2. Is the art oriented toward practical combat methods, personal discipline, sport, or some combination of these? Is the art concerned with armed or unarmed combat or both? For what forms of attacks are defenses learned? Are kicks and punches defended against? Chokes and joint locks? Throws? Pins on the ground?
3. What weapons does the art deal with, both in terms of offensive use and in terms of defending against?
4. What proportions of the training are spent in prearranged defense drills and free fighting practice? To what extent does the training utilize solo movement forms (often called kata)? To what extent does it utilize two person drills, or teach defenses against group attacks?
5. Does the art focus on grappling methods of combat (joint locks, throws, and ground work) or striking methods (blocks, kicks and punches)?
6. Is the art an external or an internal art? External arts are those which base their training on learning how to execute movements with strength and speed. Internal arts are those which base their training on delicate sensing of the inner mental energy which underlies movements.
7. Is the art a hard or a soft art? Hard arts are those which meet and destroy attacks with direct force. Soft arts are those which yield to an attacker, go along with the force of the attack and use it against the attacker.
8. Does the art emphasize linear or circular movement? The feeling of an art that moves in straight lines will be different from that of an art that moves in spirals and circles.
9. Does the art emphasize injuring and disabling an attacker or does the art aim at protecting the attacker (to the extent feasible)?
As you can see, there is a lot to consider in deciding which martial art would be right for you. Many people want to know which is the best martial art. Sometimes they are more specific and ask which is the most effective martial art for combat. There is no answer to these questions. Which is best depends on what you want. And which is best for combat can never be determined. Best for whom, under what circumstances? Two people who are 6' 3" and 5' 1" may find that the art that is most effective for one is not most effective for the other. And which is more effective, an art that consistently wins every fight after thirty years of practice or an art which wins 70% of its fights after only five years of practice? And then again, how long it takes to master an art depends on what level of awareness and physical skill the individual starts with.
The best thing to do is look around at as many martial arts schools as you can. As you watch the various styles of practice, begin making decisions about what you want to learn and how you want to learn it. Try to get a sense of what kind of practice would be most satisfying to you.
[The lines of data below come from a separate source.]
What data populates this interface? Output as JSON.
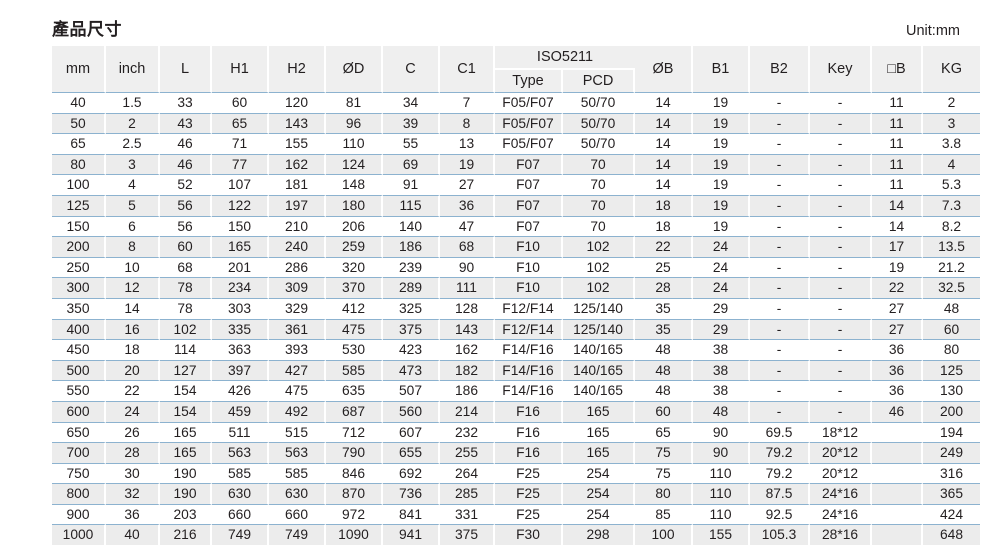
{
  "document": {
    "title": "產品尺寸",
    "unit_label": "Unit:mm"
  },
  "table": {
    "group_header": {
      "iso_label": "ISO5211"
    },
    "columns": [
      {
        "key": "mm",
        "label": "mm"
      },
      {
        "key": "inch",
        "label": "inch"
      },
      {
        "key": "L",
        "label": "L"
      },
      {
        "key": "H1",
        "label": "H1"
      },
      {
        "key": "H2",
        "label": "H2"
      },
      {
        "key": "OD",
        "label": "ØD"
      },
      {
        "key": "C",
        "label": "C"
      },
      {
        "key": "C1",
        "label": "C1"
      },
      {
        "key": "Type",
        "label": "Type"
      },
      {
        "key": "PCD",
        "label": "PCD"
      },
      {
        "key": "OB",
        "label": "ØB"
      },
      {
        "key": "B1",
        "label": "B1"
      },
      {
        "key": "B2",
        "label": "B2"
      },
      {
        "key": "Key",
        "label": "Key"
      },
      {
        "key": "SQB",
        "label": "□B"
      },
      {
        "key": "KG",
        "label": "KG"
      }
    ],
    "rows": [
      [
        "40",
        "1.5",
        "33",
        "60",
        "120",
        "81",
        "34",
        "7",
        "F05/F07",
        "50/70",
        "14",
        "19",
        "-",
        "-",
        "11",
        "2"
      ],
      [
        "50",
        "2",
        "43",
        "65",
        "143",
        "96",
        "39",
        "8",
        "F05/F07",
        "50/70",
        "14",
        "19",
        "-",
        "-",
        "11",
        "3"
      ],
      [
        "65",
        "2.5",
        "46",
        "71",
        "155",
        "110",
        "55",
        "13",
        "F05/F07",
        "50/70",
        "14",
        "19",
        "-",
        "-",
        "11",
        "3.8"
      ],
      [
        "80",
        "3",
        "46",
        "77",
        "162",
        "124",
        "69",
        "19",
        "F07",
        "70",
        "14",
        "19",
        "-",
        "-",
        "11",
        "4"
      ],
      [
        "100",
        "4",
        "52",
        "107",
        "181",
        "148",
        "91",
        "27",
        "F07",
        "70",
        "14",
        "19",
        "-",
        "-",
        "11",
        "5.3"
      ],
      [
        "125",
        "5",
        "56",
        "122",
        "197",
        "180",
        "115",
        "36",
        "F07",
        "70",
        "18",
        "19",
        "-",
        "-",
        "14",
        "7.3"
      ],
      [
        "150",
        "6",
        "56",
        "150",
        "210",
        "206",
        "140",
        "47",
        "F07",
        "70",
        "18",
        "19",
        "-",
        "-",
        "14",
        "8.2"
      ],
      [
        "200",
        "8",
        "60",
        "165",
        "240",
        "259",
        "186",
        "68",
        "F10",
        "102",
        "22",
        "24",
        "-",
        "-",
        "17",
        "13.5"
      ],
      [
        "250",
        "10",
        "68",
        "201",
        "286",
        "320",
        "239",
        "90",
        "F10",
        "102",
        "25",
        "24",
        "-",
        "-",
        "19",
        "21.2"
      ],
      [
        "300",
        "12",
        "78",
        "234",
        "309",
        "370",
        "289",
        "111",
        "F10",
        "102",
        "28",
        "24",
        "-",
        "-",
        "22",
        "32.5"
      ],
      [
        "350",
        "14",
        "78",
        "303",
        "329",
        "412",
        "325",
        "128",
        "F12/F14",
        "125/140",
        "35",
        "29",
        "-",
        "-",
        "27",
        "48"
      ],
      [
        "400",
        "16",
        "102",
        "335",
        "361",
        "475",
        "375",
        "143",
        "F12/F14",
        "125/140",
        "35",
        "29",
        "-",
        "-",
        "27",
        "60"
      ],
      [
        "450",
        "18",
        "114",
        "363",
        "393",
        "530",
        "423",
        "162",
        "F14/F16",
        "140/165",
        "48",
        "38",
        "-",
        "-",
        "36",
        "80"
      ],
      [
        "500",
        "20",
        "127",
        "397",
        "427",
        "585",
        "473",
        "182",
        "F14/F16",
        "140/165",
        "48",
        "38",
        "-",
        "-",
        "36",
        "125"
      ],
      [
        "550",
        "22",
        "154",
        "426",
        "475",
        "635",
        "507",
        "186",
        "F14/F16",
        "140/165",
        "48",
        "38",
        "-",
        "-",
        "36",
        "130"
      ],
      [
        "600",
        "24",
        "154",
        "459",
        "492",
        "687",
        "560",
        "214",
        "F16",
        "165",
        "60",
        "48",
        "-",
        "-",
        "46",
        "200"
      ],
      [
        "650",
        "26",
        "165",
        "511",
        "515",
        "712",
        "607",
        "232",
        "F16",
        "165",
        "65",
        "90",
        "69.5",
        "18*12",
        "",
        "194"
      ],
      [
        "700",
        "28",
        "165",
        "563",
        "563",
        "790",
        "655",
        "255",
        "F16",
        "165",
        "75",
        "90",
        "79.2",
        "20*12",
        "",
        "249"
      ],
      [
        "750",
        "30",
        "190",
        "585",
        "585",
        "846",
        "692",
        "264",
        "F25",
        "254",
        "75",
        "110",
        "79.2",
        "20*12",
        "",
        "316"
      ],
      [
        "800",
        "32",
        "190",
        "630",
        "630",
        "870",
        "736",
        "285",
        "F25",
        "254",
        "80",
        "110",
        "87.5",
        "24*16",
        "",
        "365"
      ],
      [
        "900",
        "36",
        "203",
        "660",
        "660",
        "972",
        "841",
        "331",
        "F25",
        "254",
        "85",
        "110",
        "92.5",
        "24*16",
        "",
        "424"
      ],
      [
        "1000",
        "40",
        "216",
        "749",
        "749",
        "1090",
        "941",
        "375",
        "F30",
        "298",
        "100",
        "155",
        "105.3",
        "28*16",
        "",
        "648"
      ]
    ]
  },
  "colors": {
    "header_background": "#efefef",
    "row_stripe": "#ececec",
    "row_base": "#ffffff",
    "row_divider": "#8cb2cf",
    "text": "#231f20"
  }
}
Check out the atmosphere in the school. Are you encouraged to come observe the classes? Do the teachers and students treat each other in respectful ways that feel comfortable to you? Is there a narrow-minded attitude in a school that the martial art taught there is the only true martial art? Ask questions. Are your questions answered patiently and fully? Find out who the instructor studied with, where and for how long?
Then try out a class. Are you allowed to try out a class for free? Are you encouraged to sign up for a short time so that you can experience the art and then decide whether it is right for you? Or do you feel pressured to undertake a long-term commitment? The more you look around to see what is available, the better your chances of finding what is just right for you in beginning your martial art practice.
Copyright © 2000 by Paul Linden. This article is copyrighted by Paul Linden; however, it may be freely reproduced and distributed for non-commercial uses as long as the complete article, including contact information and this copyright notice, are included.